Following the U.P. Board of Regents’ approval of the UPLB Program for Zoonotic Diseases, the members of the research program have mapped out their activities for the next three years and identified projects for possible funding during their online strategic planning workshop last 22-23 June 2021.
Led by Program Director and veterinary expert Jezie A. Acorda and Vice Chancellor for Research and Extension Merdelyn C. Lit, the program currently has eight research components each led by UPLB experts and senior researchers.
These eight components are epidemiology and data science; microbial research; parasite and vector biology and control; pathology and diagnostics; zoonoses prevention and control; food and feed safety; communication and knowledge management; and animal research.
During the workshop, Dr. Acorda said that the COVID-19 pandemic has revealed the lack of disease surveillance and response in the country. “So we need to have a system that can look at the aspects of these diseases before they even occur to help us prepare for how we should respond,” he said.
“That’s why we have this Program for Zoonotic Diseases, which hopefully will enable us to have advanced innovative research, techniques, and prepare the country towards responding to emerging and reemerging zoonotic diseases,” he continued.
With this goal in mind, the members held a two half-day online strategic planning workshop to map out the program’s research and public service activities for the next three years.
UPLB zoonoses program in the next 3 years
Each division presented their matrices on their completed activities, ongoing studies, and target research, public service initiatives, and funding agencies. The two half-day sessions successfully led the team to identify the addition of a new research component on social sciences for policy and extension, as well as proposals to be submitted to various agencies for possible funding.
The Social Sciences for Policy and Extension Division will be led by Dr. Aileen Lapitan from the College of Public Affairs and Development, together with Dr. Julieta A. Delos Reyes of the College of Economics and Management. “Ang gusto namin tingnan in particular is ‘yung policy framework that’s relevant to zoonoses,” Dr. Lapitan shared.
The team is planning to propose some of the research projects to the Department of Science and Technology (DOST) Science for Change Program under the Niche Center in the Region (NICER) Program.
DOST’s NICER Program funds Higher Education Institutions (HEIs) with unique and locally impactful projects that are also structured to foster collaboration with other HEIs in their respective region.
The research projects, covering seven of PZD’s nine components, will hopefully comprise UPLB’s second Niche Center in the Region for R&D. This is shortly after the Museum of Natural History became the Regional Center for Cave Ecosystem Research in CALABARZON.
Currently, the projects are focused on addressing potential and existing zoonotic diseases and disease surveillance in the country; developing rapid testing kits; and having a data collection and management system for poultry and livestock. There will also be a study on vector informatics, and on the assessment of knowledge, attitudes, and practices in relation to zoonoses.

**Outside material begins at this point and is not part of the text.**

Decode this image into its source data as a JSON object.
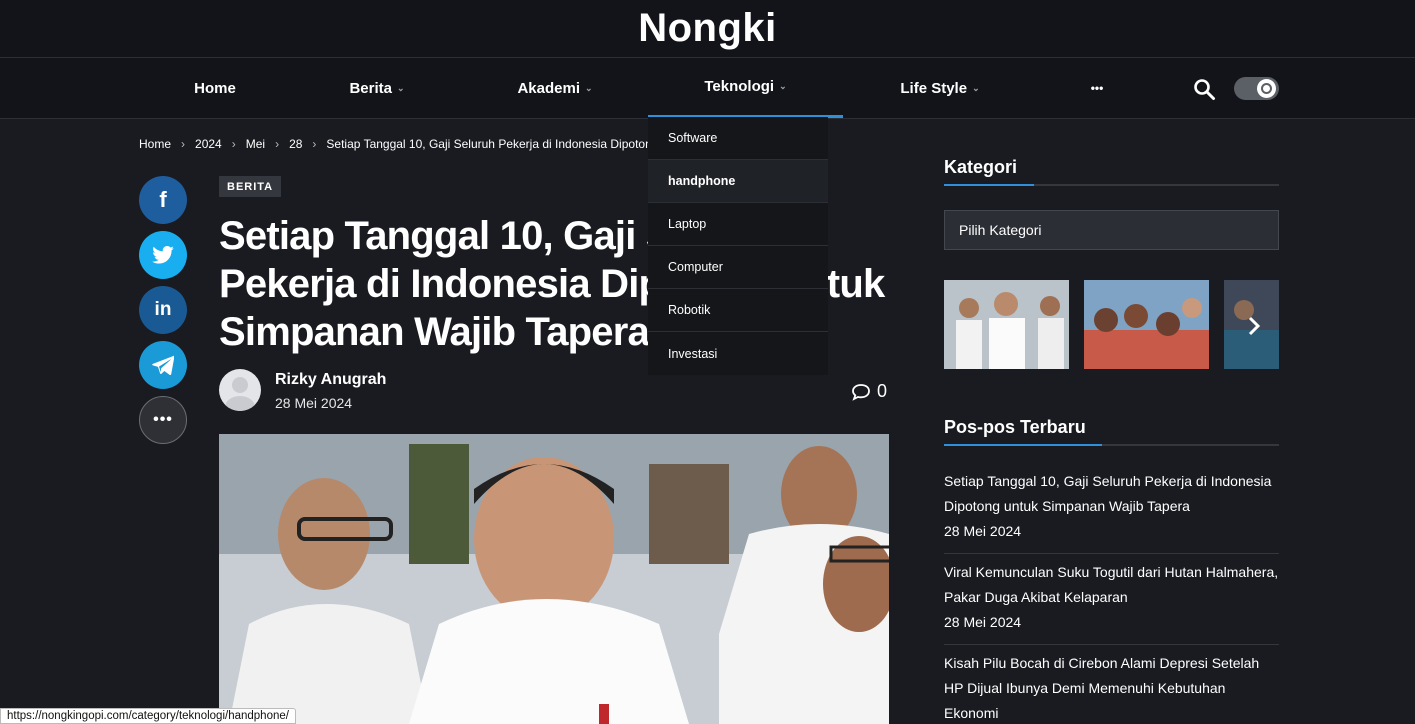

The other projects will tackle medical anthropology, economic valuation, policy scoping, stakeholders’ adoption of measures, and gender gaps in surveillance, transmission, and control of zoonoses.

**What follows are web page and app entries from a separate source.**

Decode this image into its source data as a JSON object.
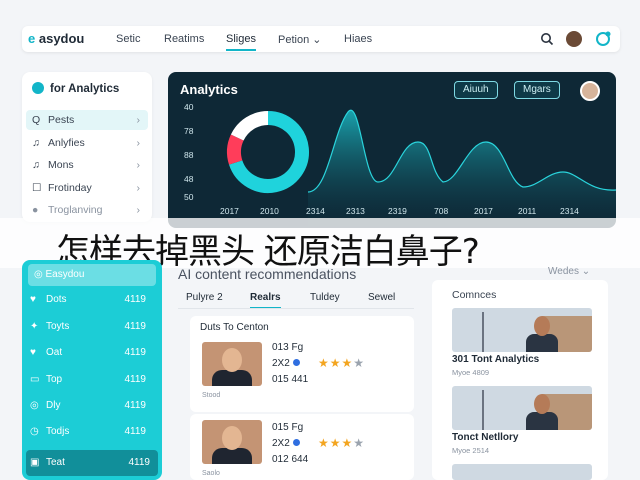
{
  "topbar": {
    "brand_mark": "e",
    "brand_name": "asydou",
    "nav": [
      "Setic",
      "Reatims",
      "Sliges",
      "Petion",
      "Hiaes"
    ],
    "petion_chevron": "⌄"
  },
  "side_panel": {
    "title": "for Analytics",
    "items": [
      {
        "icon": "search-icon",
        "glyph": "Q",
        "label": "Pests"
      },
      {
        "icon": "music-note-icon",
        "glyph": "♫",
        "label": "Anlyfies"
      },
      {
        "icon": "music-note-icon",
        "glyph": "♫",
        "label": "Mons"
      },
      {
        "icon": "square-icon",
        "glyph": "☐",
        "label": "Frotinday"
      },
      {
        "icon": "circle-icon",
        "glyph": "●",
        "label": "Troglanving"
      }
    ]
  },
  "hero": {
    "title": "Analytics",
    "button_1": "Aiuuh",
    "button_2": "Mgars",
    "y_labels": [
      "40",
      "78",
      "88",
      "48",
      "50"
    ],
    "x_labels": [
      "2017",
      "2010",
      "2314",
      "2313",
      "2319",
      "708",
      "2017",
      "2011",
      "2314"
    ]
  },
  "chart_data": {
    "type": "area",
    "title": "Analytics",
    "x": [
      "2017",
      "2010",
      "2314",
      "2313",
      "2319",
      "708",
      "2017",
      "2011",
      "2314"
    ],
    "y_ticks": [
      "40",
      "78",
      "88",
      "48",
      "50"
    ],
    "grid": false,
    "donut": {
      "segments": [
        0.7,
        0.12,
        0.18
      ],
      "colors": [
        "#1fd3dc",
        "#ff3d5a",
        "#ffffff"
      ]
    },
    "accent": "#17aeb8"
  },
  "caption": {
    "text": "怎样去掉黑头 还原洁白鼻子?"
  },
  "left_teal": {
    "header": "Easydou",
    "items": [
      {
        "icon": "heart-icon",
        "glyph": "♥",
        "label": "Dots",
        "value": "4119"
      },
      {
        "icon": "pin-icon",
        "glyph": "✦",
        "label": "Toyts",
        "value": "4119"
      },
      {
        "icon": "heart-icon",
        "glyph": "♥",
        "label": "Oat",
        "value": "4119"
      },
      {
        "icon": "screen-icon",
        "glyph": "▭",
        "label": "Top",
        "value": "4119"
      },
      {
        "icon": "circle-icon",
        "glyph": "◎",
        "label": "Dly",
        "value": "4119"
      },
      {
        "icon": "clock-icon",
        "glyph": "◷",
        "label": "Todjs",
        "value": "4119"
      },
      {
        "icon": "screen-icon",
        "glyph": "▣",
        "label": "Teat",
        "value": "4119"
      }
    ]
  },
  "main": {
    "section_title": "AI content recommendations",
    "sort_label": "Wedes",
    "tabs": [
      "Pulyre 2",
      "Realrs",
      "Tuldey",
      "Sewel"
    ],
    "card_header": "Duts To Centon",
    "cards": [
      {
        "line1": "013 Fg",
        "line2": "2X2",
        "line3": "015 441",
        "rating_on": "★★★",
        "rating_off": "★",
        "foot": "Stood"
      },
      {
        "line1": "015 Fg",
        "line2": "2X2",
        "line3": "012 644",
        "rating_on": "★★★",
        "rating_off": "★",
        "foot": "Saolo"
      }
    ]
  },
  "right_panel": {
    "title": "Comnces",
    "items": [
      {
        "name": "301 Tont Analytics",
        "sub": "Myoe 4809"
      },
      {
        "name": "Tonct Netllory",
        "sub": "Myoe 2514"
      }
    ]
  },
  "colors": {
    "accent": "#12b5c8",
    "hero_bg": "#0e2836",
    "teal_panel": "#1ccdd6",
    "star": "#f3a520"
  }
}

During presentation, VCRE Lit reminded component members on the importance of having local or international research collaborations. “Sinasabi nga nila (ng BOR) na malinaw doon sa mga projects ang national and international collaboration. So siguro ‘yun ‘yung tignan ng bawat division, dapat talaga meron siyang ka-link na either national or international (collaboration),” she said.
The Program will also conduct webinars, trainings, and fora as their public service activities for the next three years, They plan to engage students, researchers from various state universities and colleges (SUCs), and government agencies in building knowledge and capacity on important topics and issues concerning zoonoses research, surveillance, and control.
The Program will also maximize the web and social media for their proposed public service initiatives, and explore opportunities and resources that will help in intensifying the UPLB’s science communication initiatives for zoonoses.
PZD will also attempt to secure additional external funding for the renovation and upgrading of existing biocontainment and animal research facilities in the university.
Vision for the UPLB Program for Zoonotic Diseases
Dr. Acorda said that PZD is envisioned to become a leading research and knowledge resource center in Asia that can help promote the One Health approach – which recognizes the interconnection among human health, animal health, and the shared environment.
The multidisciplinary program will be the foundation of the establishment of the National Zoonoses Center at UPLB that is well-equipped with laboratories and facilities to support diagnostic testing, infectious disease surveillance, zoonoses risk analysis and reduction, and extensive research and public service activities, among others.
Created through the approval of the UP Board of Regents during its 1359th meeting held last 25 March, the UPLB Program for Zoonotic Diseases is planning to conduct a formal launching this coming August.